The Obama administration took a week after the explosion to announce an inquiry into the cause. The same day, the Interior Department “point person” assigned to the incident left town on a work trip that included rafting in the Grand Canyon. Meanwhile, Homeland Security was busy denying that the Defense Department was involved in addressing the crisis, then backtracking and claiming that Defense had been there since the day of the explosion.
Michael Barone argues  that the public views the spill as reflecting poorly on the administration’s competence, rather than its ideology. Peggy Noonan calls  the oil spill a “political disaster” for Obama and labels it an “unforced error” that was “shaped by the president’s political judgment and instincts.”
A good part of Obama’s judgment and instincts relate to his environmentalist ideology, which places the needs of caribou, fussy Democratic Senators with pristine oceanfront views, and other lowly creatures over those of everyday Americans.
As Charles Krauthammer asks , “Why were we drilling in 5,000 feet of water in the first place?” His answer: “Environmental chic has driven us out there… [W]e go deep (1,000 feet and more) and ultra deep (5,000 feet and more), in part because environmentalists have succeeded in rendering the Pacific and nearly all the Atlantic coast off-limits to oil production… [I]n the safest of all places, on land, we’ve had a 30-year ban on drilling in the Arctic National Wildlife Refuge.”
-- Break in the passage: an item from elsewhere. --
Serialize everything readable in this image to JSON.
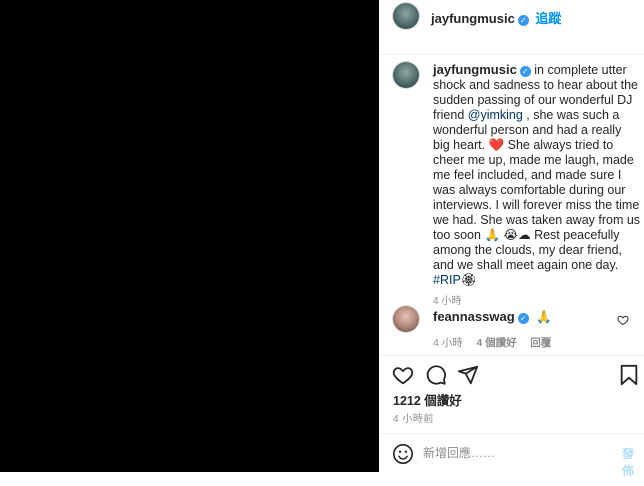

After the spill, while BP was spraying the dispersant Corexit to prevent oil from spreading, the Environmental Protection Agency butted in and told BP it had 24 hours to replace Corexit with another, less toxic dispersant from a list of EPA-approved dispersants, or else provide documentation on why the other dispersants on the list didn’t meet BP’s requirements. BP responded by tactfully noting that none of the dispersants on the EPA’s list met the toxicity and effectiveness criteria the EPA expected BP to live up to, and concluded that it would continue to use Corexit, the dispersant most readily available to it.
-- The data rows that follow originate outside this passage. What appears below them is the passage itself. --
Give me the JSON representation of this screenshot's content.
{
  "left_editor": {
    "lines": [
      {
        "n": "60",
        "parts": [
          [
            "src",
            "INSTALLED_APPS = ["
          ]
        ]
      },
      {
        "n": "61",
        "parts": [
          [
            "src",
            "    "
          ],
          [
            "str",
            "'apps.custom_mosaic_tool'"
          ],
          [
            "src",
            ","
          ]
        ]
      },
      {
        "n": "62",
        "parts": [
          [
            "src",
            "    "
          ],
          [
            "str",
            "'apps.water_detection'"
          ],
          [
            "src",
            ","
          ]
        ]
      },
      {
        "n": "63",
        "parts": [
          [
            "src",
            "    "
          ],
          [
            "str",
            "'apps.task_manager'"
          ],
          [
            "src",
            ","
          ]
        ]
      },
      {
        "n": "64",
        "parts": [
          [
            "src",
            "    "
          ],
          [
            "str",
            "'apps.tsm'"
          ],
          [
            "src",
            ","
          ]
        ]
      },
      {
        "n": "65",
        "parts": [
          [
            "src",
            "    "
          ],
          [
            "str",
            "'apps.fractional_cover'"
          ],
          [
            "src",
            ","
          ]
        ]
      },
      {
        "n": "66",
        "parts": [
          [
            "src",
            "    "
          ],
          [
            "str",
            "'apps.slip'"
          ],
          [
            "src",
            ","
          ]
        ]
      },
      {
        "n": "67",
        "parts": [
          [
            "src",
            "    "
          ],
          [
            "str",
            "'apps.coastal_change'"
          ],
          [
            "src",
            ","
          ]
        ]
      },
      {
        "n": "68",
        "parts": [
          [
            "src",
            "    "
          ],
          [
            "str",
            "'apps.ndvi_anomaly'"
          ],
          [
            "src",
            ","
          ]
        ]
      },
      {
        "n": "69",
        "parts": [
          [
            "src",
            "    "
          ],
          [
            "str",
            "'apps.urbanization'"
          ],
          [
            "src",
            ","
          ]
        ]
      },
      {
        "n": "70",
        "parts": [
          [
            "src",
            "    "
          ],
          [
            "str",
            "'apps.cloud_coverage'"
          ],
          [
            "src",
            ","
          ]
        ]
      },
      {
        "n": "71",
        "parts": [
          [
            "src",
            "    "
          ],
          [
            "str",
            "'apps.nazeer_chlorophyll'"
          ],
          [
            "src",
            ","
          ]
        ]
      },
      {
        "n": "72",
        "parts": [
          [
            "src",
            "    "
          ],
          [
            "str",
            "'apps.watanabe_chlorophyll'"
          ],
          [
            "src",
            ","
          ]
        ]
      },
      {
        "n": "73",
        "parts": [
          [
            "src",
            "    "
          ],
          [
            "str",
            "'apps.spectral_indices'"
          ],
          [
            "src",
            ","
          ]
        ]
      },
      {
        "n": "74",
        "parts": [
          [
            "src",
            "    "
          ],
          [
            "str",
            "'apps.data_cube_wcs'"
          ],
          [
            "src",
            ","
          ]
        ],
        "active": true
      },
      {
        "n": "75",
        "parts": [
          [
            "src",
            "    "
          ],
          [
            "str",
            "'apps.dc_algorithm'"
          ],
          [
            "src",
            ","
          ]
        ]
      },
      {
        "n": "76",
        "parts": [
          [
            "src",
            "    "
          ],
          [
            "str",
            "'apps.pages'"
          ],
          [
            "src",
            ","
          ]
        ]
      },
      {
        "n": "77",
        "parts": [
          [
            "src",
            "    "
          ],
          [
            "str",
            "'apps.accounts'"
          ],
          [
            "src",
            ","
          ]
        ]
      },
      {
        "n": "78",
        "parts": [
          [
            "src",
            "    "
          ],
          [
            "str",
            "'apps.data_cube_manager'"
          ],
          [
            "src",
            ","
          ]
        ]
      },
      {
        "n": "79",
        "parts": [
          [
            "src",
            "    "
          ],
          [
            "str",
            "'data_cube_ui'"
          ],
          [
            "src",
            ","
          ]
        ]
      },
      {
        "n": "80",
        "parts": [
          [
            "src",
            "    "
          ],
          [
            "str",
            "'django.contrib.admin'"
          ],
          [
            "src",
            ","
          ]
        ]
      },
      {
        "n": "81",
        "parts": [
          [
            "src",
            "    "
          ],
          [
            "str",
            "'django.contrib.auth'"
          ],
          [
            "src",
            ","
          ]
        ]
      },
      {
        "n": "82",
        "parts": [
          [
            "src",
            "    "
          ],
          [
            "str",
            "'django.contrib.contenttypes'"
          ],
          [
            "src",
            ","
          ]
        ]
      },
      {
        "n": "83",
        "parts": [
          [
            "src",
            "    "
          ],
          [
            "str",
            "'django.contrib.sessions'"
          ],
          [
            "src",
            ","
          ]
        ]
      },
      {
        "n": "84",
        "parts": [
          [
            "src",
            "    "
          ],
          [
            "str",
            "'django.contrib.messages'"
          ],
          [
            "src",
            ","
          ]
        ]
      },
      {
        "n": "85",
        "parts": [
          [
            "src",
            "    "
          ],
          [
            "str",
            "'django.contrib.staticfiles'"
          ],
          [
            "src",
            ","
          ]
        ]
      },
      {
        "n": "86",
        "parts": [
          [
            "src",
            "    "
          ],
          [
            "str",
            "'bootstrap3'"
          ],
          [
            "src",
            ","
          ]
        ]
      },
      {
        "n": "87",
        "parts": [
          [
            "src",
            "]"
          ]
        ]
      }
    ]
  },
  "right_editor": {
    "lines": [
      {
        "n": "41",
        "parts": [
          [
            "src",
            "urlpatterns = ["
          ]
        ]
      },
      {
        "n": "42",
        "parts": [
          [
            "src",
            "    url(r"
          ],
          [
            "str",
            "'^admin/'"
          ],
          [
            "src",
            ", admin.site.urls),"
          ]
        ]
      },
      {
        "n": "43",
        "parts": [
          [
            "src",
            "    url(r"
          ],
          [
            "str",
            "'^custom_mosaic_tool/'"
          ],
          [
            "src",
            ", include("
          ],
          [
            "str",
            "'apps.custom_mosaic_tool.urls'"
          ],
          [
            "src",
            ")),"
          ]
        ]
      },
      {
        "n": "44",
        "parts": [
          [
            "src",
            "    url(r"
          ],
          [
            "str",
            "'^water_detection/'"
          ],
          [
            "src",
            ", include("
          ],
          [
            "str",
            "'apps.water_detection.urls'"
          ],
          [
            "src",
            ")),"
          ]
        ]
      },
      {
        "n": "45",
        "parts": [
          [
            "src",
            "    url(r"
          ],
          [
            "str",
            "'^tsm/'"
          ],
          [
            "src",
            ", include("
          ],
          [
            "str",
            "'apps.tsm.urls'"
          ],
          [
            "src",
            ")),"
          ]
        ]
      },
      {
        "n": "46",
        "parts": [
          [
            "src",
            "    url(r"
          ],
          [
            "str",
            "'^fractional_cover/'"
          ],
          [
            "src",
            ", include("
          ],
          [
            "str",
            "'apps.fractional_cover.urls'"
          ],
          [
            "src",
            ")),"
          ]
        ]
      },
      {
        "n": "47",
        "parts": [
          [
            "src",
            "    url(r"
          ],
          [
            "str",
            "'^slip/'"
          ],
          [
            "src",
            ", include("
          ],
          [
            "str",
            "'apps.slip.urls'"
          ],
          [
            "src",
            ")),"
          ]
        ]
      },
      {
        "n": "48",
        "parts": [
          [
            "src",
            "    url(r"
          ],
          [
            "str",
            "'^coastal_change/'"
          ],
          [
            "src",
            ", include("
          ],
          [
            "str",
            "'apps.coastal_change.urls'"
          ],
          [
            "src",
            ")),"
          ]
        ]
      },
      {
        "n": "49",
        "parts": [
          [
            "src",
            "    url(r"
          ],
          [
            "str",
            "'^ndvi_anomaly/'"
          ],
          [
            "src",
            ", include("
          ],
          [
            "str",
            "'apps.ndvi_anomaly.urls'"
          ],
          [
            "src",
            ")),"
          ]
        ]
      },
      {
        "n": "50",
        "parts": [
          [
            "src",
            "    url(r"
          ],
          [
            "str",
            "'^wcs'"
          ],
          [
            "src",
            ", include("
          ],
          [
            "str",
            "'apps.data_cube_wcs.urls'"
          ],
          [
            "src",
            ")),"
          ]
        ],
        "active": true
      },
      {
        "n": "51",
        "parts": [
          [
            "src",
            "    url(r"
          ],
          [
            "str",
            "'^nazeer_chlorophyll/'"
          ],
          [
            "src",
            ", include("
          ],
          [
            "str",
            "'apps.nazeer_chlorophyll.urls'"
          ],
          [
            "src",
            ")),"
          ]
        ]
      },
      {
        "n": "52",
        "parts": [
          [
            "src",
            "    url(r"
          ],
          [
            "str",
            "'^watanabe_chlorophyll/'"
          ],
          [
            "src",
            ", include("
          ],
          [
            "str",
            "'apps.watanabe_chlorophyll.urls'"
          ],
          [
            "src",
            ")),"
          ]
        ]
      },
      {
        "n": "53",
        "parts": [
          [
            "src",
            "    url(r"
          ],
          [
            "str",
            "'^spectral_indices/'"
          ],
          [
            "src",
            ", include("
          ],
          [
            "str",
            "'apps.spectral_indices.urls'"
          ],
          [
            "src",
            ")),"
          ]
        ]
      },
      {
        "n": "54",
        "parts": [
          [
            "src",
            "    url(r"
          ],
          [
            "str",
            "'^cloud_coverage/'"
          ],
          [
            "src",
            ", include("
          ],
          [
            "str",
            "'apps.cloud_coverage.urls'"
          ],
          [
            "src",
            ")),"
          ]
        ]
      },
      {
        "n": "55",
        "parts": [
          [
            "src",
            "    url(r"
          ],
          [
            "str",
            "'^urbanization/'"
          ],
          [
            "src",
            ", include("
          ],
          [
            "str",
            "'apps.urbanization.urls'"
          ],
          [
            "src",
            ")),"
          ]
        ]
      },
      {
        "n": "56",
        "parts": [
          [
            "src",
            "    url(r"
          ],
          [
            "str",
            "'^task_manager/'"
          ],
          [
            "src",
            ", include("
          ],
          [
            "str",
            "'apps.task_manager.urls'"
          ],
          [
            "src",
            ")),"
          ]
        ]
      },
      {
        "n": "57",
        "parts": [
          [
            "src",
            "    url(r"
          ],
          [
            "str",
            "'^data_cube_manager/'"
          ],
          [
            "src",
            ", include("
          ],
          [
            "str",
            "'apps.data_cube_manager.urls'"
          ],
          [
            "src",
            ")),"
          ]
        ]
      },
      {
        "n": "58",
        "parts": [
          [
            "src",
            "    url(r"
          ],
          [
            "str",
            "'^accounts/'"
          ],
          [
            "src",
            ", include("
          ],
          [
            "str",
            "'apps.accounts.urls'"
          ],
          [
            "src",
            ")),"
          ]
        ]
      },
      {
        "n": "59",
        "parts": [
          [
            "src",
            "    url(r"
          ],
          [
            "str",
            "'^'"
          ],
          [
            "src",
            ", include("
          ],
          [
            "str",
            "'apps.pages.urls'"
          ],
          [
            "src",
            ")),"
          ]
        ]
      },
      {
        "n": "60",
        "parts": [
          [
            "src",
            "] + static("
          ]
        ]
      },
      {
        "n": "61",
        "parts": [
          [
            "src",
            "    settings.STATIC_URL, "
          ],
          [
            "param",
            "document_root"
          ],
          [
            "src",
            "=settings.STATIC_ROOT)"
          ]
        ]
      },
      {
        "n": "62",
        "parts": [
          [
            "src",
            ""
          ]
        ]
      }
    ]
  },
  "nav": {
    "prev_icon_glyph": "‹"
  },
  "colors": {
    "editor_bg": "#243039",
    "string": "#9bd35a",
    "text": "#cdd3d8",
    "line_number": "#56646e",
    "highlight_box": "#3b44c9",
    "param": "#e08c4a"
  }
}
Obama flew gaggles of lawyers, EPA officials, and environmentalists to Florida in the weeks following the Gulf tragedy, which shows where his priorities lay: not in rapidly and effectively solving the crisis, but in preventing federal liability claims, ensuring compliance with executive rulings upholding green dogma, and using the event as a PR opportunity to ban future drilling. As Noonan writes, “When your most creative thoughts in the middle of a disaster revolve around protecting your position, you are summoning trouble.”
Although the leakage of radioactive gases at the Three Mile Island nuclear power plant in Pennsylvania in 1979 yielded no casualties or even detrimental health effects, the accident helped pave the way for a moratorium on building new plants in the United States for the next 30 years. This, despite the fact that “eco-friendly” countries like France, Sweden, and Switzerland all get more than twice as high a percentage of their power from nuclear sources as the U.S.—80% in France’s case.
The Gulf oil spill isn’t Obama’s Katrina—it’s more like his Three Mile Island: a rare but inevitable accident, an unavoidable byproduct of an essential method of power production, and an incident used by a far-left administration to phase out an entire category of energy production in the hopes of scaling back industrial civilization as we know it.